Advanced communication skills are essential as you need to assess and answer complex questions, supervise colleagues, and lead a forensic defense team. Whether GMC registration is maintained or not, there is a wide range of opportunities for physicians who perform forensic work. This could include working as part of an NHS trust, an NHS specialist body, a regulatory or safety and quality organisation, or within academia. Alternatively, there are many opportunities to become self-employed or develop a portfolio career. We are recruiting a number of forensic consultants (MLCs) to join our team. As an MLC, you will work closely with your colleagues across the department to support members. MLCs are responsible for medical advice, but must also focus on strengthening relationships with our members, promoting PHM and the interests of our members and the profession at large through education, teaching and participation in stakeholders and external events. International options – in many other countries, including Australia and the United States, you can pursue a career as an expert witness or consultant to a medical advocacy organization through a process similar to that of the United Kingdom.

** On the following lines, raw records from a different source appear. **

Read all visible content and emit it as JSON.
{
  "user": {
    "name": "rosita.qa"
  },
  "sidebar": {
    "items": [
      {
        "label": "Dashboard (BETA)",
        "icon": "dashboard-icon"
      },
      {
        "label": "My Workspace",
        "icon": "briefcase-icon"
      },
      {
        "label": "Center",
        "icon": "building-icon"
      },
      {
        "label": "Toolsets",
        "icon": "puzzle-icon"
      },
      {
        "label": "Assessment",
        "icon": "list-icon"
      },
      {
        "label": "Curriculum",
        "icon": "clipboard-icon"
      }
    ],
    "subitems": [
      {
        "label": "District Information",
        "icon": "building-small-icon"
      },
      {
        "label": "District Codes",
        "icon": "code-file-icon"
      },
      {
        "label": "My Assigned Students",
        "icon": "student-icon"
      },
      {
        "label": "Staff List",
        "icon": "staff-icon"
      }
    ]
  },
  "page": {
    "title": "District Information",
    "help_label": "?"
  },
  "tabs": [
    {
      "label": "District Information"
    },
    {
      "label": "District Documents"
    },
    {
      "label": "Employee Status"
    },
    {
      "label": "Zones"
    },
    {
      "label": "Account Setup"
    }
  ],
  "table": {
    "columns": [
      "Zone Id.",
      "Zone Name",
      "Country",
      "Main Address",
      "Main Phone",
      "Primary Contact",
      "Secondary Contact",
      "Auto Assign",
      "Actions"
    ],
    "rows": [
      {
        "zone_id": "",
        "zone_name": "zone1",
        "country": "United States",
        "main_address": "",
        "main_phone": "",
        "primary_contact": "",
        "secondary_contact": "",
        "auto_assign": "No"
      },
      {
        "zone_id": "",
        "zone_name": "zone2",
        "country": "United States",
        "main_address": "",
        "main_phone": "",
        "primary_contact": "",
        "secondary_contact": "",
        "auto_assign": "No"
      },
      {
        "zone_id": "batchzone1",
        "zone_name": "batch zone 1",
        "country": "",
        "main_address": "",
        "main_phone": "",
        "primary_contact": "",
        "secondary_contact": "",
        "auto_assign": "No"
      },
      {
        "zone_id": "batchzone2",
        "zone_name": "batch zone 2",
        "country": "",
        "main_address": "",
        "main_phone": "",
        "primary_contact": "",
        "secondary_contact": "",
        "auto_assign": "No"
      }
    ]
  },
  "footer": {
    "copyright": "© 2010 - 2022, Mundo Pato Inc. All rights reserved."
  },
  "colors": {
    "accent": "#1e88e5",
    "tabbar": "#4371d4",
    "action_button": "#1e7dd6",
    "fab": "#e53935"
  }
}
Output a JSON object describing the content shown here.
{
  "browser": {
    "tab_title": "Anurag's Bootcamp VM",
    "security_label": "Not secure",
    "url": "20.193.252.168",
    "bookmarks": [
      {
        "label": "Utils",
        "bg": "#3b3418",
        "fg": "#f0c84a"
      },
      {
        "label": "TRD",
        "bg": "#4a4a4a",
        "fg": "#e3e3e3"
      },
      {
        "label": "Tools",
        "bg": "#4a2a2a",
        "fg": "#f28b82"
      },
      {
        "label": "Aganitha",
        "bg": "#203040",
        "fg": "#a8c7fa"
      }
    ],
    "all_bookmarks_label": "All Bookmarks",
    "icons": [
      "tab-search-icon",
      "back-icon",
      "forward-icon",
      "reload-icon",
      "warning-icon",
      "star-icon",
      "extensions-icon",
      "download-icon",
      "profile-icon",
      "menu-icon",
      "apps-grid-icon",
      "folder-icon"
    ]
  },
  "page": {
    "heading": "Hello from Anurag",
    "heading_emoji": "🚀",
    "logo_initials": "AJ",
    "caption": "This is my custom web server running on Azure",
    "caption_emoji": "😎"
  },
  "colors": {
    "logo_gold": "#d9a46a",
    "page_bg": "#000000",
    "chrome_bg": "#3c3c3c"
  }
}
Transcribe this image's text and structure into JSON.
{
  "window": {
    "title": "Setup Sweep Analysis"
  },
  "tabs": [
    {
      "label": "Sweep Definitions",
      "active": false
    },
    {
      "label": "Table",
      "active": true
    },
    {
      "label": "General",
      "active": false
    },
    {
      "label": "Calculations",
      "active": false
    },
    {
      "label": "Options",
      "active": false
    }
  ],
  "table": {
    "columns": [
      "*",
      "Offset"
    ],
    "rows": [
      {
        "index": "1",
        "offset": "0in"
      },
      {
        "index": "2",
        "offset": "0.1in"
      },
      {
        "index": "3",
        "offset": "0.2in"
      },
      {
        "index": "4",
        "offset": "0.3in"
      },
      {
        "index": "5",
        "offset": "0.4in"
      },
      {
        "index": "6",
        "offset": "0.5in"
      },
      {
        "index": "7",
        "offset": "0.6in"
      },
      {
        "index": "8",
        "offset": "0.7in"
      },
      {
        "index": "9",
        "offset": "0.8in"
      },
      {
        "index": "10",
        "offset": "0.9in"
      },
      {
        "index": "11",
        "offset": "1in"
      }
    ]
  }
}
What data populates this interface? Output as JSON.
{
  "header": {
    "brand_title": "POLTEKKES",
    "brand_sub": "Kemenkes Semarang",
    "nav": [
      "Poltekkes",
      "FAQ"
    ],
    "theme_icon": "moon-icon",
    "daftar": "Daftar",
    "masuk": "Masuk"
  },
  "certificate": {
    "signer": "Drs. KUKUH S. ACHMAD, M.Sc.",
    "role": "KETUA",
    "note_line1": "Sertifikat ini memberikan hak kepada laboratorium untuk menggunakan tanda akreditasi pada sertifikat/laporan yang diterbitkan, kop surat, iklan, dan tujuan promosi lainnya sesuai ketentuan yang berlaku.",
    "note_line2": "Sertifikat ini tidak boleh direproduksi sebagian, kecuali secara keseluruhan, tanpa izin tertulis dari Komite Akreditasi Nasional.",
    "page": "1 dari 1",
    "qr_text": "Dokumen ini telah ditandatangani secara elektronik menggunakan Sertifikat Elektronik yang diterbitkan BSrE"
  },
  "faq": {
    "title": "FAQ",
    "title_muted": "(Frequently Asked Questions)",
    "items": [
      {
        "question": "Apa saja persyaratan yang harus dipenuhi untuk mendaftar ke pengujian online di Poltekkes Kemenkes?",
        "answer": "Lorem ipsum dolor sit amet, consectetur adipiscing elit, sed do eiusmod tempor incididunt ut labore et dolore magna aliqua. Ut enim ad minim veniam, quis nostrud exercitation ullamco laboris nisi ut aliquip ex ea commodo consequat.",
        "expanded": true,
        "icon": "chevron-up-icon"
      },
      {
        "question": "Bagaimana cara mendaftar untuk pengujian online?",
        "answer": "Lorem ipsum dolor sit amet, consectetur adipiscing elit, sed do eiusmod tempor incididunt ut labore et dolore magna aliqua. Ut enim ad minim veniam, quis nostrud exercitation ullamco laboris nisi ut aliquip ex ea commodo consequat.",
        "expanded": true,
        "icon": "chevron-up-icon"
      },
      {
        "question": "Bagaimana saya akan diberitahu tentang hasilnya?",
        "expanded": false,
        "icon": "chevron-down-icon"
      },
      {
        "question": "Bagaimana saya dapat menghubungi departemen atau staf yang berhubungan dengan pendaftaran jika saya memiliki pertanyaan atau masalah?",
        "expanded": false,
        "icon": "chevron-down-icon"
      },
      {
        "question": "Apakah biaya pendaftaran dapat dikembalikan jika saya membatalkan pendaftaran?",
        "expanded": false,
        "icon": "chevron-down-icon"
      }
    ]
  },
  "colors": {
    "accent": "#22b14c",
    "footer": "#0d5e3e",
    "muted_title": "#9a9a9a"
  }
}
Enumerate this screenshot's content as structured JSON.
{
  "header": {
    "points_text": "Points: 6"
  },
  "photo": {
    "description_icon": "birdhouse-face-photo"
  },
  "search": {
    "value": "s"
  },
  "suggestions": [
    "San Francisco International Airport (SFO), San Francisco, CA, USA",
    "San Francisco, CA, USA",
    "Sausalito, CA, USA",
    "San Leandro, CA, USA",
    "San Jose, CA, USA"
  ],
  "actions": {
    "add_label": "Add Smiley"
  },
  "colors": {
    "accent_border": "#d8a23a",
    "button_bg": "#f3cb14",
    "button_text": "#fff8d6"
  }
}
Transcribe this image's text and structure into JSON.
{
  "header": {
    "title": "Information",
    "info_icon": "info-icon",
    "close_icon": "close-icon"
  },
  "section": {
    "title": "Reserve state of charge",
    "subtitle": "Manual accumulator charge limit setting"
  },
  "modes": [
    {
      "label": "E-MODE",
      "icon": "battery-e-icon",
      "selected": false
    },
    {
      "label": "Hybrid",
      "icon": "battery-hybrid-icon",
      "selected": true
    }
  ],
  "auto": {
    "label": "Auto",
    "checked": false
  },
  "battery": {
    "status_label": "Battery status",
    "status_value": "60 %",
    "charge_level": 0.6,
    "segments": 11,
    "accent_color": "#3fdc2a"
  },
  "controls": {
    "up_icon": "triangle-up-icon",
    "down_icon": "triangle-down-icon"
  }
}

Ideally, you are a doctor with an interest in medical law and ethics. You are someone who is passionate about supporting and protecting physicians and is looking for a new career in a dynamic and rapidly evolving industry within a mutual organization. It depends on your specific role, but the work is usually varied, mixing urgent and non-urgent components. This may include: Senior Consultant/Senior GP Level – if you have 10+ years of clinical experience, the expert role may be an attractive option for you. This includes analyzing all medical information related to a clinical negligence claim and determining whether the care provided was appropriate in the circumstances. You will then prepare a full report for the lawyers you have hired, and you may have to appear before the court as a witness if the case goes to court. This role is largely autonomous and depends on your reputation, and since your duty to the court is, it requires complete honesty and a factual assessment, regardless of your employer.